According to Rishi, ASI is a blend of legacy products and more modern ones, so the architecture tends to be distributed and often employs microservices.
Rishi Srivastava: “We apply […] technologies like continuous integration and deployment methodologies in which we are actually trying to get more product releases and fewer cycles. Also, we are using ECS and Fargate technologies for a scalable architecture.”
ASI uses technologies like JIRA and Confluence to organize workflows. All of their repositories are based on Git or Bitbucket. The DevOps team uses continuous delivery and integration technology to automate the software release process and to deliver updates more quickly.
Rishi Srivastava: “It’s a very rapid development team. When we get the requirement, we just transform that concept or requirement to reality [in] the fastest possible way.”
ASI offers a distributed enterprise platform that provides seamless SSO (single sign-on) access to all ASI products—DA, CAS, Goal-Based Planning, MCS, Rebalancer, and Restful API library. They use multiple databases and caches, like PostgreSQL, MS-SQL, Redis, and S3 bucket.
Rishi Srivastava: “[A one-size] database approach doesn’t fit in a highly distributed application. Transitioning to microservice container-based architecture makes our platform high[ly] scalable, with uniform response times.”
For deploying and scaling the images, they use Docker containers and TreeScale to actually validate the APIs. Tools such as NGINX and Apache are distributed across the products. For orchestration, they use ECS elastic container.
Most of the projects are deployed in Java, although they use Python and NumPy Array for some computing-intensive applications. For front-end, they basically choose Angular or React.
The approaches to knowledge-sharing differ for product management and engineering. In the former, they strive to hire specialists that already have some level of financial literacy. Additionally, they train them to reach a better level of understanding that is necessary to efficiently work at the company. With engineers, however, things are slightly different. Andrew confesses that the professionals they hire usually have no relevant experience in the industry, so they conduct formal training for them to understand the existing products.

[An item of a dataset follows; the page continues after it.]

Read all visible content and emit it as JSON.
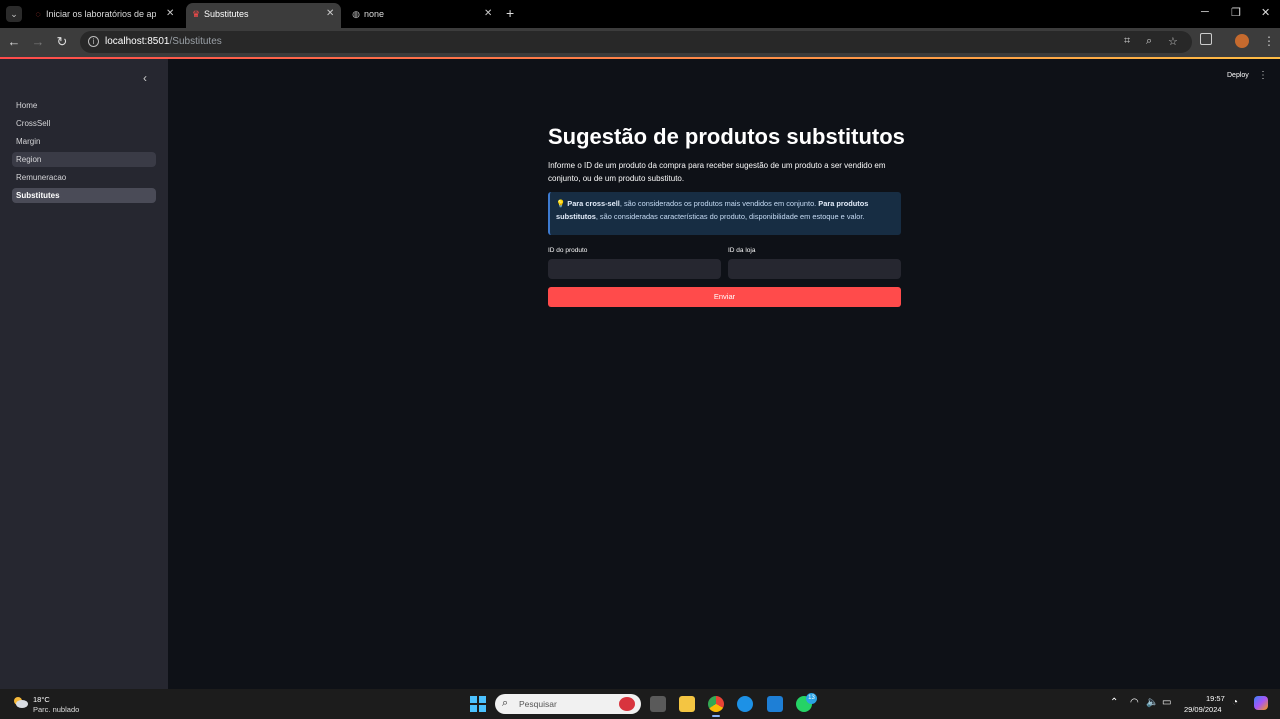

In addition, they have sustainable product guides and demonstrations, as well as working one-on-one with them to make things clear.
Future plans and challenges
The main challenge of the company is that the plethora of legacy apps prevents them from focusing on particular products and providing these out of the box. Obviously, it also causes problems with integration and sets some limitations on the new functionality. Rishi says they have found a way to largely eliminate the negative influence of the legacy code: dividing into core components and visualization. At ASI, the core code remains intact and is a gold-mine for the company; visualization, however, may change from one system to another.
Another challenge is finding talent with appropriate experience in the market. To eliminate this problem, they introduced formal training and clear documentation on the projects.
One more issue pertains to data security and how data moves across multiple vendors. However, Mike says they have found a way to overcome this challenge, too:
Mike Granger: “We’ve actually removed all PII from it so that the entity can license APIs [and] use the APIs without really ever disclosing their client at the back-end. […] By utilizing that approach, we’ve really eliminated that problem and it’s helped us culminate too.”
Speaking about future plans, Rishi says they are on their path towards GDPR, ISO-2700, and Cloud Security Alliance compliance. Also, they are currently undertaking a development to enable them to switch from ECS to Kubernetes.
ASI is an immeasurably more experience-rich company compared to recent startups. They incorporate vast scientific knowledge into business, and that is great. Their solutions will help many advisors to automate routine tasks and generate more clients, as well as more wealth.